▶ _REQUIRED ACTION_
Each record that follows should be reproduced in full, character for character.

─── INPUT MATERIAL ───

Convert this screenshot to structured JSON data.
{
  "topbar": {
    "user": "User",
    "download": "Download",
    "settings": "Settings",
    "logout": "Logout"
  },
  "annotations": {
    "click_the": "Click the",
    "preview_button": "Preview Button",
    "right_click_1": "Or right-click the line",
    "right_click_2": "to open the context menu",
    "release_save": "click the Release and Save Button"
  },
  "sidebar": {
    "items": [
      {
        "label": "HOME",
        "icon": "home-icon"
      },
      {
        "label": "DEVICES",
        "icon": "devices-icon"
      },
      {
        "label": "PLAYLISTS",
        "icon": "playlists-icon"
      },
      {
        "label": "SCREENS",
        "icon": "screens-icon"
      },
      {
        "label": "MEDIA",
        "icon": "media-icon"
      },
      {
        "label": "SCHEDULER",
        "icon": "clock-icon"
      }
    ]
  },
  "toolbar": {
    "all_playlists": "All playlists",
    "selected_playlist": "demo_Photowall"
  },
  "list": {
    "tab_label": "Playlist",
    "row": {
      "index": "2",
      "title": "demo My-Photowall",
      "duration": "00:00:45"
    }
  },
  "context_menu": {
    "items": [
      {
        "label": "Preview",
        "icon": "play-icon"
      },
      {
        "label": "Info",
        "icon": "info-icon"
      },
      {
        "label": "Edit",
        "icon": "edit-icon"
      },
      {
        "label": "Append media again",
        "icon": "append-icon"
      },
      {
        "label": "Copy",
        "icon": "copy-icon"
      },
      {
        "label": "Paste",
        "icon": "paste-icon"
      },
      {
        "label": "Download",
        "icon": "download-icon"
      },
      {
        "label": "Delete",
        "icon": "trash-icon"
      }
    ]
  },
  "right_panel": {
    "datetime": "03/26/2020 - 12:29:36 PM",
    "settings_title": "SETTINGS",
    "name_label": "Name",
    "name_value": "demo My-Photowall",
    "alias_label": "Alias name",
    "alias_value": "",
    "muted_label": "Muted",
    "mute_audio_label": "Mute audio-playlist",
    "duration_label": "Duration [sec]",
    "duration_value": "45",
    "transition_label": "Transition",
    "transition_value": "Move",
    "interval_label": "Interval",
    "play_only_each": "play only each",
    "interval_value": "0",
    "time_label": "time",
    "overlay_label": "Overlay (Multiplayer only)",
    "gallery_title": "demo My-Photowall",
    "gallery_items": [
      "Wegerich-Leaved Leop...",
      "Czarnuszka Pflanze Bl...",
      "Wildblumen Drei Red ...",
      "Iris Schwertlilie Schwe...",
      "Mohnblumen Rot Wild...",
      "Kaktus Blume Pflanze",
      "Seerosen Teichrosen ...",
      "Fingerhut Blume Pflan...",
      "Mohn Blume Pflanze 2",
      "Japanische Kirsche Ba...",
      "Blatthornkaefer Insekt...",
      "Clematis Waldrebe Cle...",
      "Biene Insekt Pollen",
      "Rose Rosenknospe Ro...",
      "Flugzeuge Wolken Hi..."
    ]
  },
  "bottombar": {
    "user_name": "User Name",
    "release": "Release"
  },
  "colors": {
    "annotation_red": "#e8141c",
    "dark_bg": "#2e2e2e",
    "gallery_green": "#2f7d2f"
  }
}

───

▶ _SOLUTION TO THIS EXERCISE_
Convert this screenshot to structured JSON data.
{
  "topbar": {
    "user": "User",
    "download": "Download",
    "settings": "Settings",
    "logout": "Logout"
  },
  "annotations": {
    "click_the": "Click the",
    "preview_button": "Preview Button",
    "right_click_1": "Or right-click the line",
    "right_click_2": "to open the context menu",
    "release_save": "click the Release and Save Button"
  },
  "sidebar": {
    "items": [
      {
        "label": "HOME",
        "icon": "home-icon"
      },
      {
        "label": "DEVICES",
        "icon": "devices-icon"
      },
      {
        "label": "PLAYLISTS",
        "icon": "playlists-icon"
      },
      {
        "label": "SCREENS",
        "icon": "screens-icon"
      },
      {
        "label": "MEDIA",
        "icon": "media-icon"
      },
      {
        "label": "SCHEDULER",
        "icon": "clock-icon"
      }
    ]
  },
  "toolbar": {
    "all_playlists": "All playlists",
    "selected_playlist": "demo_Photowall"
  },
  "list": {
    "tab_label": "Playlist",
    "row": {
      "index": "2",
      "title": "demo My-Photowall",
      "duration": "00:00:45"
    }
  },
  "context_menu": {
    "items": [
      {
        "label": "Preview",
        "icon": "play-icon"
      },
      {
        "label": "Info",
        "icon": "info-icon"
      },
      {
        "label": "Edit",
        "icon": "edit-icon"
      },
      {
        "label": "Append media again",
        "icon": "append-icon"
      },
      {
        "label": "Copy",
        "icon": "copy-icon"
      },
      {
        "label": "Paste",
        "icon": "paste-icon"
      },
      {
        "label": "Download",
        "icon": "download-icon"
      },
      {
        "label": "Delete",
        "icon": "trash-icon"
      }
    ]
  },
  "right_panel": {
    "datetime": "03/26/2020 - 12:29:36 PM",
    "settings_title": "SETTINGS",
    "name_label": "Name",
    "name_value": "demo My-Photowall",
    "alias_label": "Alias name",
    "alias_value": "",
    "muted_label": "Muted",
    "mute_audio_label": "Mute audio-playlist",
    "duration_label": "Duration [sec]",
    "duration_value": "45",
    "transition_label": "Transition",
    "transition_value": "Move",
    "interval_label": "Interval",
    "play_only_each": "play only each",
    "interval_value": "0",
    "time_label": "time",
    "overlay_label": "Overlay (Multiplayer only)",
    "gallery_title": "demo My-Photowall",
    "gallery_items": [
      "Wegerich-Leaved Leop...",
      "Czarnuszka Pflanze Bl...",
      "Wildblumen Drei Red ...",
      "Iris Schwertlilie Schwe...",
      "Mohnblumen Rot Wild...",
      "Kaktus Blume Pflanze",
      "Seerosen Teichrosen ...",
      "Fingerhut Blume Pflan...",
      "Mohn Blume Pflanze 2",
      "Japanische Kirsche Ba...",
      "Blatthornkaefer Insekt...",
      "Clematis Waldrebe Cle...",
      "Biene Insekt Pollen",
      "Rose Rosenknospe Ro...",
      "Flugzeuge Wolken Hi..."
    ]
  },
  "bottombar": {
    "user_name": "User Name",
    "release": "Release"
  },
  "colors": {
    "annotation_red": "#e8141c",
    "dark_bg": "#2e2e2e",
    "gallery_green": "#2f7d2f"
  }
}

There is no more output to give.